Having read the entries, repeat all of them exactly.

• • • • • • •

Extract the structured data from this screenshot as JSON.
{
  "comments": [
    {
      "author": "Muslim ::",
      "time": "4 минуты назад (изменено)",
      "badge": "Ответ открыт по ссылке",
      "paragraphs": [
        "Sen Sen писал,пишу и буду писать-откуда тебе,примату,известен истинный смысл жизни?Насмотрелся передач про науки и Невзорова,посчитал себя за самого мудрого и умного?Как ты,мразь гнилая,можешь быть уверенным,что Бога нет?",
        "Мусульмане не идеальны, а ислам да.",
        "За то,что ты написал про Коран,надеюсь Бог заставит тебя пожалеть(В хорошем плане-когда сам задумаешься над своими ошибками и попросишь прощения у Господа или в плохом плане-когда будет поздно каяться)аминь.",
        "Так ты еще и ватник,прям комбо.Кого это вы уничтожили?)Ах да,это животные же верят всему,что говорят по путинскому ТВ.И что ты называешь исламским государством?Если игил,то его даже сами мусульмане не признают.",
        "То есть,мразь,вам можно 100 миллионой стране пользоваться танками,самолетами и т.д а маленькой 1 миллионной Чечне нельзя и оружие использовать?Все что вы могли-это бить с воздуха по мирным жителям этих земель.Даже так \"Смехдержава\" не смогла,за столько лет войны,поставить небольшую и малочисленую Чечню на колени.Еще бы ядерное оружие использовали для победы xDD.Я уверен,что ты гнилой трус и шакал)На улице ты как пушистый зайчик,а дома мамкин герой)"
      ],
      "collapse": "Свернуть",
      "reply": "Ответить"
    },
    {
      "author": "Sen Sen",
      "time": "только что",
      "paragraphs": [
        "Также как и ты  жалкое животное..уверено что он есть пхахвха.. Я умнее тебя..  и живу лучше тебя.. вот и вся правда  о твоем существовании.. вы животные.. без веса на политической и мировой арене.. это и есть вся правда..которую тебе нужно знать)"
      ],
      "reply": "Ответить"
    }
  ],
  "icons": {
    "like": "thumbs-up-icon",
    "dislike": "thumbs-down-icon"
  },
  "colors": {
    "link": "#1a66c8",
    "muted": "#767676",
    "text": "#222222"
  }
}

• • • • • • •

Exercise output:
Extract the structured data from this screenshot as JSON.
{
  "comments": [
    {
      "author": "Muslim ::",
      "time": "4 минуты назад (изменено)",
      "badge": "Ответ открыт по ссылке",
      "paragraphs": [
        "Sen Sen писал,пишу и буду писать-откуда тебе,примату,известен истинный смысл жизни?Насмотрелся передач про науки и Невзорова,посчитал себя за самого мудрого и умного?Как ты,мразь гнилая,можешь быть уверенным,что Бога нет?",
        "Мусульмане не идеальны, а ислам да.",
        "За то,что ты написал про Коран,надеюсь Бог заставит тебя пожалеть(В хорошем плане-когда сам задумаешься над своими ошибками и попросишь прощения у Господа или в плохом плане-когда будет поздно каяться)аминь.",
        "Так ты еще и ватник,прям комбо.Кого это вы уничтожили?)Ах да,это животные же верят всему,что говорят по путинскому ТВ.И что ты называешь исламским государством?Если игил,то его даже сами мусульмане не признают.",
        "То есть,мразь,вам можно 100 миллионой стране пользоваться танками,самолетами и т.д а маленькой 1 миллионной Чечне нельзя и оружие использовать?Все что вы могли-это бить с воздуха по мирным жителям этих земель.Даже так \"Смехдержава\" не смогла,за столько лет войны,поставить небольшую и малочисленую Чечню на колени.Еще бы ядерное оружие использовали для победы xDD.Я уверен,что ты гнилой трус и шакал)На улице ты как пушистый зайчик,а дома мамкин герой)"
      ],
      "collapse": "Свернуть",
      "reply": "Ответить"
    },
    {
      "author": "Sen Sen",
      "time": "только что",
      "paragraphs": [
        "Также как и ты  жалкое животное..уверено что он есть пхахвха.. Я умнее тебя..  и живу лучше тебя.. вот и вся правда  о твоем существовании.. вы животные.. без веса на политической и мировой арене.. это и есть вся правда..которую тебе нужно знать)"
      ],
      "reply": "Ответить"
    }
  ],
  "icons": {
    "like": "thumbs-up-icon",
    "dislike": "thumbs-down-icon"
  },
  "colors": {
    "link": "#1a66c8",
    "muted": "#767676",
    "text": "#222222"
  }
}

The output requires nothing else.